▸ **Assignment**
Search the records for the word "this" and copy each line in which it appears.

▸ **Task material**
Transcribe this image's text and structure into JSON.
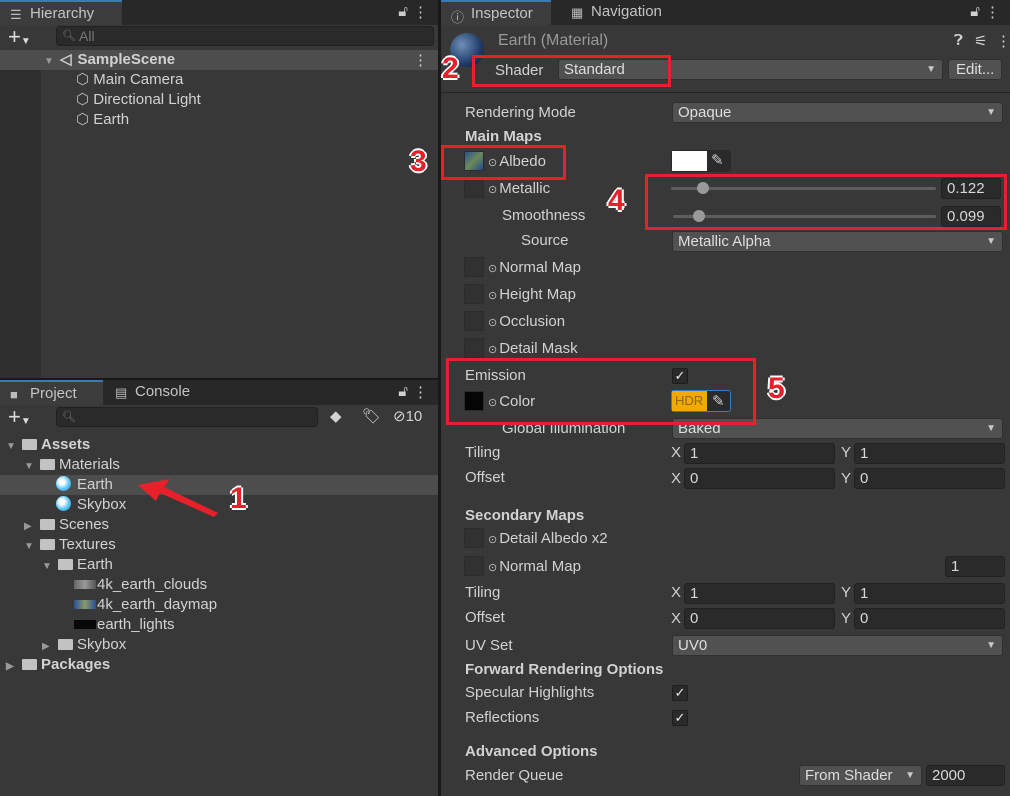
{
  "hierarchy": {
    "tab": "Hierarchy",
    "search_placeholder": "All",
    "scene": "SampleScene",
    "objects": [
      "Main Camera",
      "Directional Light",
      "Earth"
    ]
  },
  "project": {
    "tabs": [
      "Project",
      "Console"
    ],
    "hidden_count": "10",
    "tree": [
      {
        "label": "Assets",
        "depth": 0,
        "type": "folder-open",
        "bold": true
      },
      {
        "label": "Materials",
        "depth": 1,
        "type": "folder-open"
      },
      {
        "label": "Earth",
        "depth": 2,
        "type": "material",
        "selected": true
      },
      {
        "label": "Skybox",
        "depth": 2,
        "type": "material"
      },
      {
        "label": "Scenes",
        "depth": 1,
        "type": "folder"
      },
      {
        "label": "Textures",
        "depth": 1,
        "type": "folder-open"
      },
      {
        "label": "Earth",
        "depth": 2,
        "type": "folder-open"
      },
      {
        "label": "4k_earth_clouds",
        "depth": 3,
        "type": "texture"
      },
      {
        "label": "4k_earth_daymap",
        "depth": 3,
        "type": "texture"
      },
      {
        "label": "earth_lights",
        "depth": 3,
        "type": "texture"
      },
      {
        "label": "Skybox",
        "depth": 2,
        "type": "folder"
      },
      {
        "label": "Packages",
        "depth": 0,
        "type": "folder",
        "bold": true
      }
    ]
  },
  "inspector": {
    "tabs": [
      "Inspector",
      "Navigation"
    ],
    "title": "Earth (Material)",
    "shader_label": "Shader",
    "shader": "Standard",
    "edit_button": "Edit...",
    "rendering_mode_label": "Rendering Mode",
    "rendering_mode": "Opaque",
    "main_maps": "Main Maps",
    "albedo": "Albedo",
    "albedo_color": "#ffffff",
    "metallic": "Metallic",
    "metallic_value": "0.122",
    "metallic_fraction": 0.122,
    "smoothness": "Smoothness",
    "smoothness_value": "0.099",
    "smoothness_fraction": 0.099,
    "source_label": "Source",
    "source": "Metallic Alpha",
    "normal_map": "Normal Map",
    "height_map": "Height Map",
    "occlusion": "Occlusion",
    "detail_mask": "Detail Mask",
    "emission": "Emission",
    "emission_checked": true,
    "color": "Color",
    "hdr": "HDR",
    "hdr_color": "#f2a900",
    "gi_label": "Global Illumination",
    "gi": "Baked",
    "tiling": "Tiling",
    "offset": "Offset",
    "x": "X",
    "y": "Y",
    "tiling_x": "1",
    "tiling_y": "1",
    "offset_x": "0",
    "offset_y": "0",
    "secondary_maps": "Secondary Maps",
    "detail_albedo": "Detail Albedo x2",
    "normal_map2": "Normal Map",
    "normal_scale": "1",
    "tiling2_x": "1",
    "tiling2_y": "1",
    "offset2_x": "0",
    "offset2_y": "0",
    "uv_set_label": "UV Set",
    "uv_set": "UV0",
    "forward": "Forward Rendering Options",
    "specular": "Specular Highlights",
    "reflections": "Reflections",
    "advanced": "Advanced Options",
    "render_queue_label": "Render Queue",
    "render_queue_mode": "From Shader",
    "render_queue": "2000"
  },
  "annotations": [
    "1",
    "2",
    "3",
    "4",
    "5"
  ]
}
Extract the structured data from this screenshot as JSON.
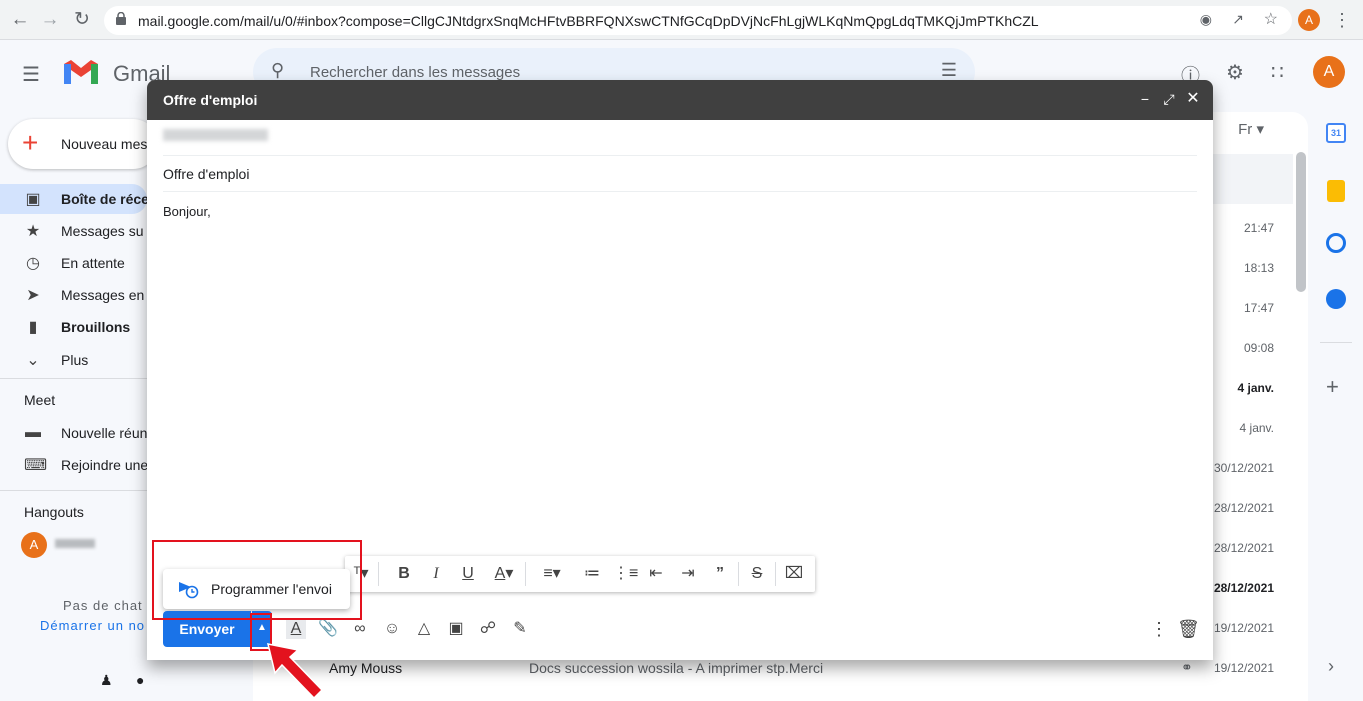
{
  "browser": {
    "url": "mail.google.com/mail/u/0/#inbox?compose=CllgCJNtdgrxSnqMcHFtvBBRFQNXswCTNfGCqDpDVjNcFhLgjWLKqNmQpgLdqTMKQjJmPTKhCZL",
    "profile_initial": "A"
  },
  "gmail": {
    "logo_text": "Gmail",
    "search_placeholder": "Rechercher dans les messages",
    "compose_button": "Nouveau mes",
    "profile_initial": "A",
    "sidebar": [
      {
        "label": "Boîte de réce",
        "icon": "inbox-icon",
        "bold": true
      },
      {
        "label": "Messages su",
        "icon": "star-icon",
        "bold": false
      },
      {
        "label": "En attente",
        "icon": "clock-icon",
        "bold": false
      },
      {
        "label": "Messages en",
        "icon": "send-icon",
        "bold": false
      },
      {
        "label": "Brouillons",
        "icon": "draft-icon",
        "bold": true
      },
      {
        "label": "Plus",
        "icon": "chevron-down-icon",
        "bold": false
      }
    ],
    "meet": {
      "title": "Meet",
      "items": [
        "Nouvelle réun",
        "Rejoindre une"
      ]
    },
    "hangouts": {
      "title": "Hangouts",
      "avatar_initial": "A",
      "no_chat": "Pas de chat",
      "start_link": "Démarrer un no"
    },
    "lang_chip": "Fr",
    "email_times": [
      "21:47",
      "18:13",
      "17:47",
      "09:08",
      "4 janv.",
      "4 janv.",
      "30/12/2021",
      "28/12/2021",
      "28/12/2021",
      "28/12/2021",
      "19/12/2021",
      "19/12/2021"
    ],
    "bold_times": [
      4,
      9
    ],
    "last_row": {
      "sender": "Amy Mouss",
      "subject": "Docs succession wossila - A imprimer stp.Merci",
      "time": "19/12/2021"
    }
  },
  "compose": {
    "header_title": "Offre d'emploi",
    "subject": "Offre d'emploi",
    "body": "Bonjour,",
    "send_label": "Envoyer",
    "schedule_label": "Programmer l'envoi"
  },
  "colors": {
    "accent": "#1a73e8",
    "header": "#404040",
    "highlight": "#e3121e"
  }
}
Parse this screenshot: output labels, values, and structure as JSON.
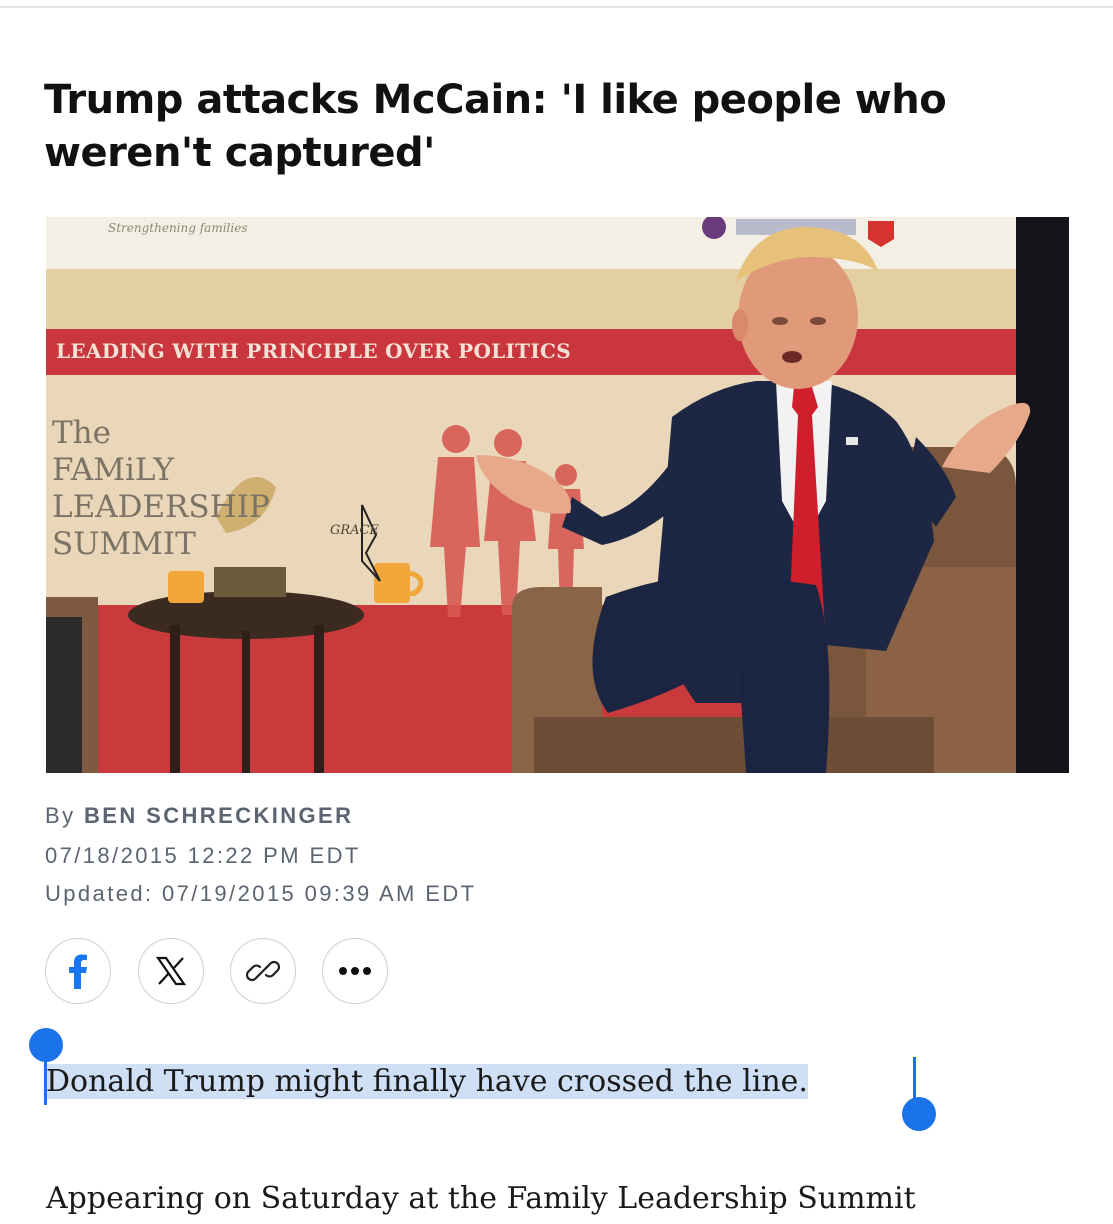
{
  "article": {
    "headline": "Trump attacks McCain: 'I like people who weren't captured'",
    "photo": {
      "banner_text": "LEADING WITH PRINCIPLE OVER POLITICS",
      "top_text": "Strengthening families",
      "summit_text": "The\nFAMiLY\nLEADERSHIP\nSUMMIT",
      "grace_text": "GRACE"
    },
    "byline_prefix": "By",
    "author": "BEN SCHRECKINGER",
    "published": "07/18/2015 12:22 PM EDT",
    "updated": "Updated: 07/19/2015 09:39 AM EDT",
    "first_paragraph": "Donald Trump might finally have crossed the line.",
    "second_paragraph": "Appearing on Saturday at the Family Leadership Summit"
  },
  "share": {
    "buttons": [
      {
        "icon": "facebook-icon"
      },
      {
        "icon": "x-icon"
      },
      {
        "icon": "link-icon"
      },
      {
        "icon": "more-icon"
      }
    ]
  },
  "colors": {
    "selection": "#cfe0f6",
    "selection_handle": "#1a73e8",
    "byline_text": "#5b6470",
    "facebook_blue": "#1877f2"
  }
}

▸ **Finished task**
Transcribe this image's text and structure into JSON.
Extract the structured data from this screenshot as JSON.
Parse this screenshot: output labels, values, and structure as JSON.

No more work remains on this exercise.